What Is Cross-Site Scripting With Example?
Cross-Site Scripting, commonly known as XSS, is a type of security vulnerability that allows attackers to inject malicious scripts into web pages viewed by other users. This occurs when a web application does not properly validate user input and fails to sanitize it before displaying it back to the user.
Types of Cross-Site Scripting:
There are three main types of XSS attacks:
1. Stored XSS: Also known as persistent XSS, this type of attack involves injecting malicious code that is permanently stored on the Target server. When other users access the affected page, the injected script executes in their browsers, potentially leading to unauthorized data disclosure or even control over their accounts.
2. Reflected XSS: Reflected XSS occurs when the injected script is embedded in a URL or other input that is immediately returned by the server. The script is then executed in the victim’s browser when they click on a manipulated link or visit a specially crafted website.
3. DOM-based XSS: Unlike stored and reflected XSS, DOM-based XSS does not rely on server-side vulnerabilities.
Let’s consider an example to better understand how cross-site scripting works:
Suppose there is a blog website where users can post comments on articles. The website displays these comments without proper validation and sanitation.
An attacker takes advantage of this vulnerability by posting a comment containing an embedded script:
When another user visits the article with this malicious comment, their browser will execute the injected script and display an alert box with the message ‘XSS attack successful!’. This demonstrates how an attacker can exploit a cross-site scripting vulnerability to execute arbitrary code in the victim’s browser.
Preventing Cross-Site Scripting:
To protect web applications from XSS attacks, it is crucial to implement proper input validation and output encoding. Here are some preventive measures:
1. Input Validation: Validate and sanitize all user input, both on the client-side and server-side. Use appropriate libraries or frameworks that have built-in security features to prevent code injection. Output Encoding: Encode user-generated content before displaying it back to other users. This ensures that any injected scripts are treated as plain text rather than executable code. Content Security Policy (CSP): Implement a Content Security Policy that restricts the execution of scripts from external sources and limits the allowed sources for other types of content.
5. Regular Security Audits: Regularly audit your web application’s codebase for potential security vulnerabilities, including XSS vulnerabilities.
Cross-Site Scripting (XSS) is a severe security vulnerability that can have significant consequences for both website owners and users. By understanding the different types of XSS attacks and implementing preventive measures, developers can protect their applications from this common threat.

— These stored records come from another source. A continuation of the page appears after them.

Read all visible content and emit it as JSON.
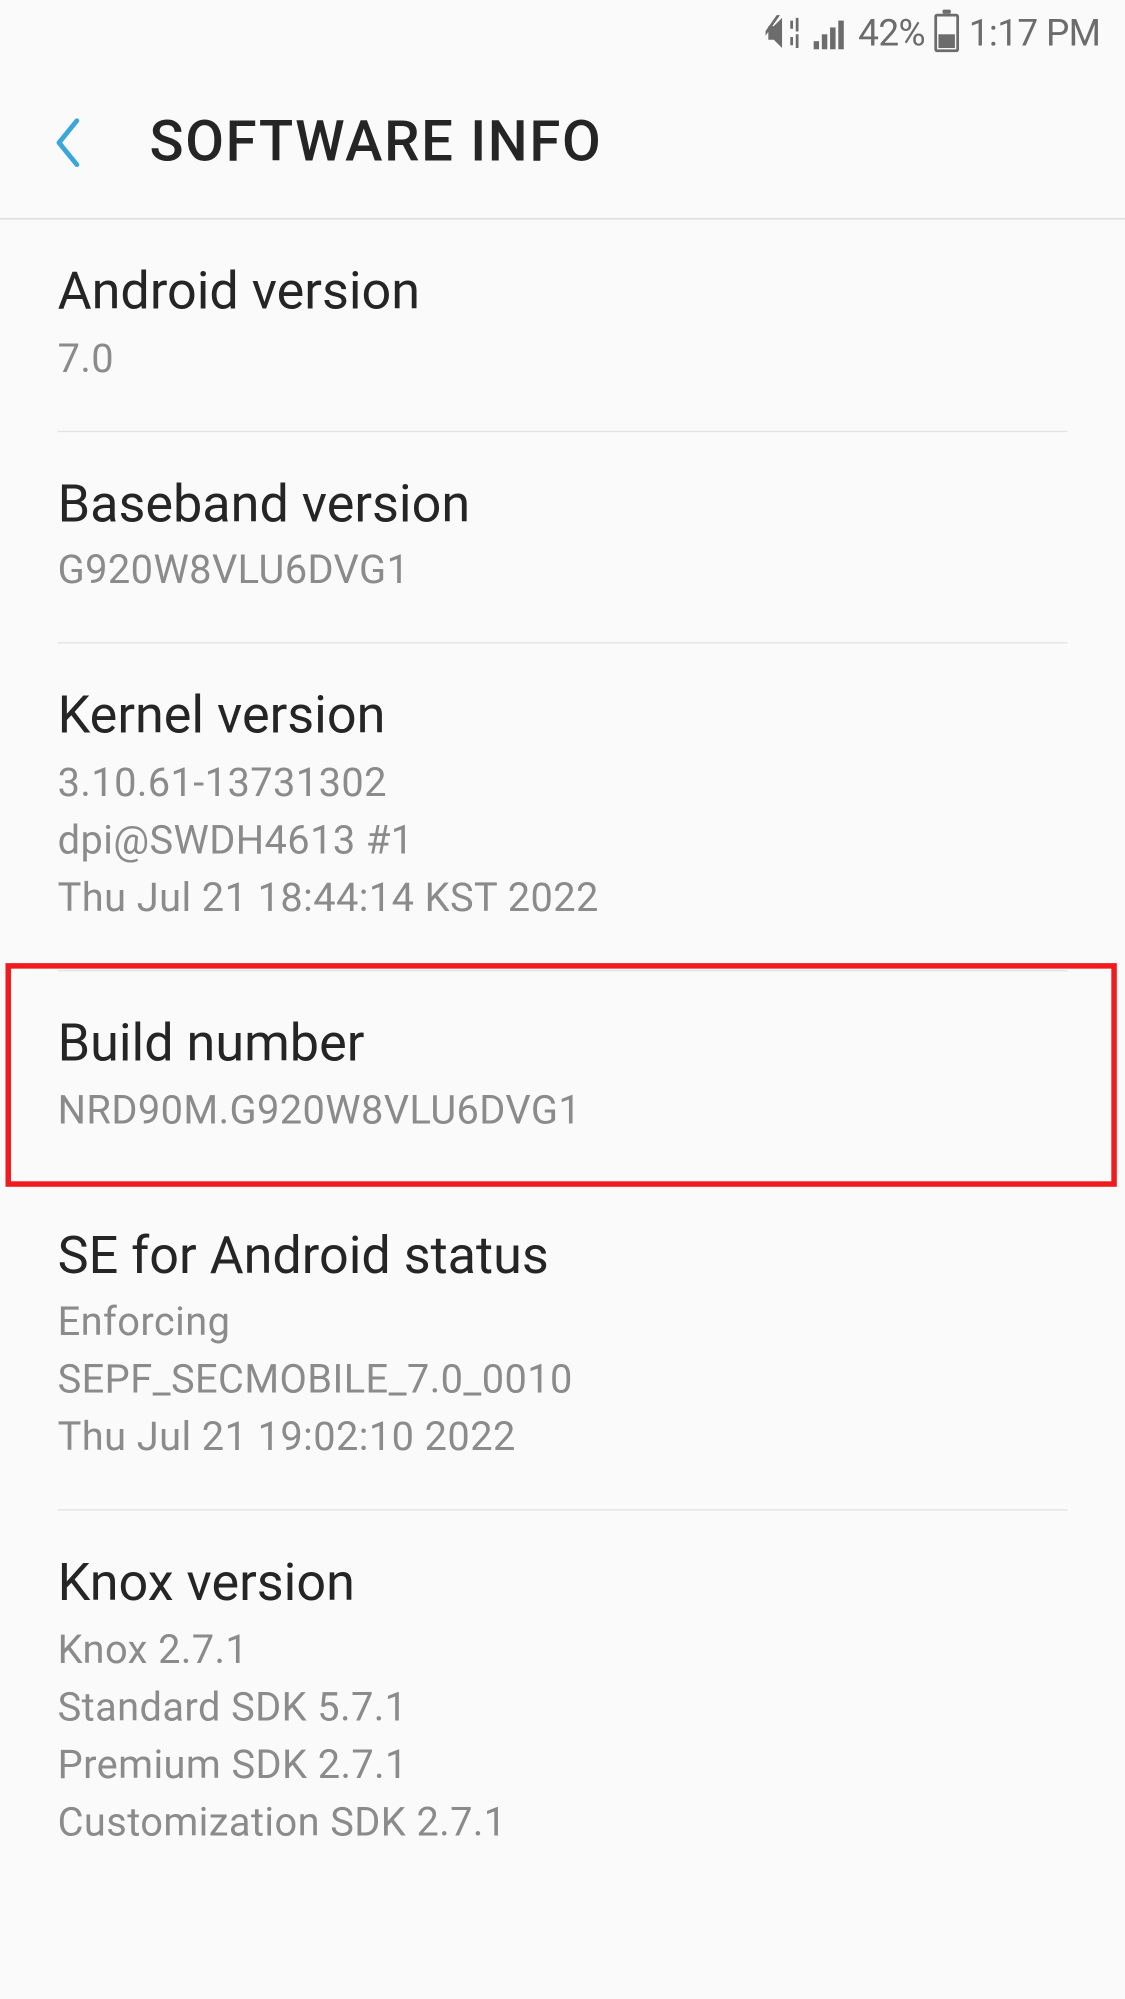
{
  "statusbar": {
    "battery_pct": "42%",
    "time": "1:17 PM"
  },
  "header": {
    "title": "SOFTWARE INFO"
  },
  "list": {
    "items": [
      {
        "label": "Android version",
        "value": "7.0"
      },
      {
        "label": "Baseband version",
        "value": "G920W8VLU6DVG1"
      },
      {
        "label": "Kernel version",
        "value": "3.10.61-13731302\ndpi@SWDH4613 #1\nThu Jul 21 18:44:14 KST 2022"
      },
      {
        "label": "Build number",
        "value": "NRD90M.G920W8VLU6DVG1"
      },
      {
        "label": "SE for Android status",
        "value": "Enforcing\nSEPF_SECMOBILE_7.0_0010\nThu Jul 21 19:02:10 2022"
      },
      {
        "label": "Knox version",
        "value": "Knox 2.7.1\nStandard SDK 5.7.1\nPremium SDK 2.7.1\nCustomization SDK 2.7.1"
      }
    ]
  },
  "highlight": {
    "target_label": "Build number"
  }
}
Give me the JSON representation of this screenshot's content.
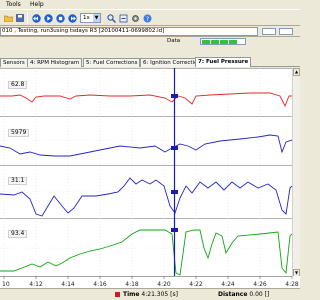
{
  "menu": {
    "tools": "Tools",
    "help": "Help"
  },
  "toolbar": {
    "speed": "1x"
  },
  "file_info": {
    "text": "010 , Testing, run3using tsdays R3 [20100411-0699802.ld]"
  },
  "data_label": "Data",
  "tabs": [
    {
      "label": "Sensors"
    },
    {
      "label": "4: RPM Histogram"
    },
    {
      "label": "5: Fuel Corrections"
    },
    {
      "label": "6: Ignition Corrections"
    },
    {
      "label": "7: Fuel Pressure"
    }
  ],
  "channels": [
    {
      "value": "62.8",
      "color": "#e8262a"
    },
    {
      "value": "5979",
      "color": "#2424c8"
    },
    {
      "value": "31.1",
      "color": "#2424c8"
    },
    {
      "value": "93.4",
      "color": "#0ea50e"
    }
  ],
  "axis": {
    "ticks": [
      "10",
      "4:12",
      "4:14",
      "4:16",
      "4:18",
      "4:20",
      "4:22",
      "4:24",
      "4:26",
      "4:28"
    ]
  },
  "status": {
    "time_label": "Time",
    "time_value": "4:21.305",
    "time_unit": "[s]",
    "distance_label": "Distance",
    "distance_value": "0.00",
    "distance_unit": "[]",
    "marker_color": "#c81e1e"
  }
}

Remember to always validate user input, encode output, and stay updated with best practices for web application security to minimize the risk of cross-site scripting attacks.